Among these records, which lines include "Scans"? Copy them out.

Recorded information
>>
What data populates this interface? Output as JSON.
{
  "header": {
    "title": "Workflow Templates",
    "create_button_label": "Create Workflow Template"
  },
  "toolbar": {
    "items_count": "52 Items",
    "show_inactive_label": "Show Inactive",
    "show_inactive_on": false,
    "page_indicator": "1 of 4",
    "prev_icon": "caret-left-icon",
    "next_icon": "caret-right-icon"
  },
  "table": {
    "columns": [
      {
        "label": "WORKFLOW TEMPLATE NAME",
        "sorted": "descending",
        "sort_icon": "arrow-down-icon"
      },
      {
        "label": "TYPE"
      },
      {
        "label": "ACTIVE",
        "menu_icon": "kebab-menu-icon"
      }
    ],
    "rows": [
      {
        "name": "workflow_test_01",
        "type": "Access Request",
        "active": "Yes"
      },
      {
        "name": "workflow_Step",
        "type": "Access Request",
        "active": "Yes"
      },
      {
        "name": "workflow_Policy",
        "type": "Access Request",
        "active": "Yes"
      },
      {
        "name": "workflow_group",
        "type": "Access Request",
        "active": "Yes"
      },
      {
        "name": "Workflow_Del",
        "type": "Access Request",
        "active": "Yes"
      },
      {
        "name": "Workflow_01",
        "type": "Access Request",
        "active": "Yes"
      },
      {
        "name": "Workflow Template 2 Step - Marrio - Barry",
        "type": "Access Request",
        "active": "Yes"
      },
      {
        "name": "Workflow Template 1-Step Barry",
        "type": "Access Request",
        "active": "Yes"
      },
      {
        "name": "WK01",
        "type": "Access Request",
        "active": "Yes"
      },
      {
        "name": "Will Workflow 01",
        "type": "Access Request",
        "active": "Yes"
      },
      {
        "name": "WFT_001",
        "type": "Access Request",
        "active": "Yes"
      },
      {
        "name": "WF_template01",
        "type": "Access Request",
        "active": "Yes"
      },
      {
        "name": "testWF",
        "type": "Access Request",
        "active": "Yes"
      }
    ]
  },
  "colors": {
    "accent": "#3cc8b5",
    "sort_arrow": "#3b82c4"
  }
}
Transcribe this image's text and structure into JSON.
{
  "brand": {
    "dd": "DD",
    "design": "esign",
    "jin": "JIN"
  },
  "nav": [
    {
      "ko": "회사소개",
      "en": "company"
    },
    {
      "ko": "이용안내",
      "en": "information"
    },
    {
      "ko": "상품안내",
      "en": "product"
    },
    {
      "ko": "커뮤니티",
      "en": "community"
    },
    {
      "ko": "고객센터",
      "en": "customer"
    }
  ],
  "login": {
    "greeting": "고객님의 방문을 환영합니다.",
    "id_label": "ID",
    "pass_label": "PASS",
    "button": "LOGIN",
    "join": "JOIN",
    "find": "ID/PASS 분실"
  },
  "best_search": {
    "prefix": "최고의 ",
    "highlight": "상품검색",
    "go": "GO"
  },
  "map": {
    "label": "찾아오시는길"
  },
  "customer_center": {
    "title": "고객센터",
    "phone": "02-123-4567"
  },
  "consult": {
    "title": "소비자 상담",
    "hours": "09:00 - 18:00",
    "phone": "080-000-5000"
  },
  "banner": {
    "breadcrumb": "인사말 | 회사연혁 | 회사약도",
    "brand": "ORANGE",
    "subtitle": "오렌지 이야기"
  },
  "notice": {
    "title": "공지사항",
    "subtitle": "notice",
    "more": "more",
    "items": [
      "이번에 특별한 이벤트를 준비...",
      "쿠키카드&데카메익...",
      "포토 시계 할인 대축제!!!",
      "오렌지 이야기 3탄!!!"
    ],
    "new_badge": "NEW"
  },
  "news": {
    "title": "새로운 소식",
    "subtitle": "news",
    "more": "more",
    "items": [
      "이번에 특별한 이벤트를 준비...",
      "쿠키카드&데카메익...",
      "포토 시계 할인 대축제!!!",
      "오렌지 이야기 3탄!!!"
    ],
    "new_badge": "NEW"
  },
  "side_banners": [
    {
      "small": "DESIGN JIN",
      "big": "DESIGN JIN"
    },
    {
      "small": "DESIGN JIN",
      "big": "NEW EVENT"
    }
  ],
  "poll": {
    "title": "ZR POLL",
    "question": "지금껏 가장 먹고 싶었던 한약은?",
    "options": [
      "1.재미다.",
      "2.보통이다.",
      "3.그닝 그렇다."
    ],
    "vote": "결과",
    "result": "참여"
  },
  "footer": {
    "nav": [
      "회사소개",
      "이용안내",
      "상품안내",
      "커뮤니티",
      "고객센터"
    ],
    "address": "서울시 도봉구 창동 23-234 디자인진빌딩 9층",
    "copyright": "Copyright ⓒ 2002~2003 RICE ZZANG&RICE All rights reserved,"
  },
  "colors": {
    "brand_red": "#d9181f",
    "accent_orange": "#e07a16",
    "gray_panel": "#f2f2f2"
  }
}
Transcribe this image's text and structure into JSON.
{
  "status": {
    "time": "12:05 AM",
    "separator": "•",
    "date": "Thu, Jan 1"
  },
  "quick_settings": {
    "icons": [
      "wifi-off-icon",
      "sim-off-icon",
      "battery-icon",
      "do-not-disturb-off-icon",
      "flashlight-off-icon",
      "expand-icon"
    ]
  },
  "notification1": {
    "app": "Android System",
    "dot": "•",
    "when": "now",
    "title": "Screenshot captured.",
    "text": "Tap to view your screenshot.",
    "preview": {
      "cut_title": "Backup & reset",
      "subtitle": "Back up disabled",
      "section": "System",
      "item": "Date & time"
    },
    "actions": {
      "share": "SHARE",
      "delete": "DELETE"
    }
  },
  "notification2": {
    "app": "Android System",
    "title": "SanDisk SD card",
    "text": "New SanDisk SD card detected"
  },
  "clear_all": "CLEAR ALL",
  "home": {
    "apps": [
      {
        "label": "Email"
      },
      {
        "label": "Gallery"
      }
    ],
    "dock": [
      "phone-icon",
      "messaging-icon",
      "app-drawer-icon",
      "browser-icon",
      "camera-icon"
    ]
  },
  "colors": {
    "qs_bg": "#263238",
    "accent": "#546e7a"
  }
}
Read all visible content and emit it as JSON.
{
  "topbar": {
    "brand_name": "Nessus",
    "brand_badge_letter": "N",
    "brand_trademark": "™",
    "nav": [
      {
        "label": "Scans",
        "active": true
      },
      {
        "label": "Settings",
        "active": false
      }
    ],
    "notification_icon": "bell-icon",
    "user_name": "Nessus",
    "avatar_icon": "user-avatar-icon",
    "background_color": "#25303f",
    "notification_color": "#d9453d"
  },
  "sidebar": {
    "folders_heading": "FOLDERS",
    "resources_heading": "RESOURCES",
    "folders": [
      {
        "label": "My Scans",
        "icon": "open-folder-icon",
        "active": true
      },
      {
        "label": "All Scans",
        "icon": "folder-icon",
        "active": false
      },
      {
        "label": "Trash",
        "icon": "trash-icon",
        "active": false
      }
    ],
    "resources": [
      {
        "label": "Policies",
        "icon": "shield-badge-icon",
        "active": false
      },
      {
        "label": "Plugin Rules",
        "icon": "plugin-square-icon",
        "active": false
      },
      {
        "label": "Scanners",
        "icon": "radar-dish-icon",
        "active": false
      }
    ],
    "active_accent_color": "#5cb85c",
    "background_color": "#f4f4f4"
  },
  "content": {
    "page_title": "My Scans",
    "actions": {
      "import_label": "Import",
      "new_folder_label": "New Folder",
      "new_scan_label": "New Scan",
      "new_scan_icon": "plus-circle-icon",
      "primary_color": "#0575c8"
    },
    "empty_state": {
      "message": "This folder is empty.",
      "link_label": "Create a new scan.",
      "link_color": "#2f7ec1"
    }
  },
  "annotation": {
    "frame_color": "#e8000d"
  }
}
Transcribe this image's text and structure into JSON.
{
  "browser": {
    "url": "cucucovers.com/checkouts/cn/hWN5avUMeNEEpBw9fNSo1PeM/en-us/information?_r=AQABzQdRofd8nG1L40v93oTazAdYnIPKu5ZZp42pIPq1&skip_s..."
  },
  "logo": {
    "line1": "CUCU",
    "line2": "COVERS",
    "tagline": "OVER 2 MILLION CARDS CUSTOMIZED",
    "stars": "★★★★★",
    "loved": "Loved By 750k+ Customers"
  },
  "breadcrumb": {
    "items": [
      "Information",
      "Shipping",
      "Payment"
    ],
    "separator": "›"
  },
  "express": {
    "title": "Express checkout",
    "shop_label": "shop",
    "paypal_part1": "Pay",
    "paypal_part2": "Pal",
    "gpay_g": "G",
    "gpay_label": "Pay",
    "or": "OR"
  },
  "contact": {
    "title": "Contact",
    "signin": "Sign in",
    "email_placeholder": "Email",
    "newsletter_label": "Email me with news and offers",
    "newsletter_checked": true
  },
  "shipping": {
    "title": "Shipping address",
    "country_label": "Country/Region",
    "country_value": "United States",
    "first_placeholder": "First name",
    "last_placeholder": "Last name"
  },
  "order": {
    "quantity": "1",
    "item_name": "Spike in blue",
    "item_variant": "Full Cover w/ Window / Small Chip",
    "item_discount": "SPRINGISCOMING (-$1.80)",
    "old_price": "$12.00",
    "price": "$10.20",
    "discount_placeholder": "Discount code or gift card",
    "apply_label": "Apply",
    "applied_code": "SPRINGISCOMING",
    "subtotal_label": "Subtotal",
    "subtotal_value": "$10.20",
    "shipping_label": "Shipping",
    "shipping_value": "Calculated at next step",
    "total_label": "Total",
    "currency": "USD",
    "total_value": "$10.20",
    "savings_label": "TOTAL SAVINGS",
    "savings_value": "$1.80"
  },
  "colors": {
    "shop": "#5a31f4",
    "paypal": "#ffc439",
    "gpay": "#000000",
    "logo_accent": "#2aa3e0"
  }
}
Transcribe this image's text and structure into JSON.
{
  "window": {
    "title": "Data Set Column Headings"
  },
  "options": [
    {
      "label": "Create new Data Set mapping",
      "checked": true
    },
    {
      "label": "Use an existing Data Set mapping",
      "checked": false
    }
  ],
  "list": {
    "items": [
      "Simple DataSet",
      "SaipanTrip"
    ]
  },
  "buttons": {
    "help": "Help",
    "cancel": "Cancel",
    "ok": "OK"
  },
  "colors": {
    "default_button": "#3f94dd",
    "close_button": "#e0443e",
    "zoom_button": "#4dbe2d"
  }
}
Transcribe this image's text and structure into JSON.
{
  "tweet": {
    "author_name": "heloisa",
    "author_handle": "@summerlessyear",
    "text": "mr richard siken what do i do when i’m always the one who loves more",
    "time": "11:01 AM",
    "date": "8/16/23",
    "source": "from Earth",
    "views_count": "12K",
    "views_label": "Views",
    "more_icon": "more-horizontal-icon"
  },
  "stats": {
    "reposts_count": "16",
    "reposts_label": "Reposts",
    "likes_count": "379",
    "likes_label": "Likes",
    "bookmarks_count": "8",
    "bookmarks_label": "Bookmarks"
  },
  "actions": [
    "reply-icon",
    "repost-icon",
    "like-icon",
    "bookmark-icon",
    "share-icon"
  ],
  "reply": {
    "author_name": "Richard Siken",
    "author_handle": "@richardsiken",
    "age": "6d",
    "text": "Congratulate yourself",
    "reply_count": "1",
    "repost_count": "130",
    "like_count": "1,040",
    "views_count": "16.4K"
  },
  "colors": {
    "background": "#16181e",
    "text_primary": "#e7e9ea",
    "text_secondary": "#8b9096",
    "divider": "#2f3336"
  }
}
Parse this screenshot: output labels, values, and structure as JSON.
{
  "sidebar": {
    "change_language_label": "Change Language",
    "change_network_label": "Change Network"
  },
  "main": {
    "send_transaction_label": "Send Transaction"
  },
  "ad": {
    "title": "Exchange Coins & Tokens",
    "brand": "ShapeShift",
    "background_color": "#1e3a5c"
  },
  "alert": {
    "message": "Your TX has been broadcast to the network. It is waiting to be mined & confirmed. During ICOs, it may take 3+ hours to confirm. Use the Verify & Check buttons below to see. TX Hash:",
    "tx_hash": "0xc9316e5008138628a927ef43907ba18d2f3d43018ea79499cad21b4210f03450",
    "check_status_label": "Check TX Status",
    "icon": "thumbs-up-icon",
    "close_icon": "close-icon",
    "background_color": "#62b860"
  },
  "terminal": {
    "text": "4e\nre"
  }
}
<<
Result of this task
        "label": "Scans",
        "label": "My Scans",
        "label": "All Scans",
    "page_title": "My Scans",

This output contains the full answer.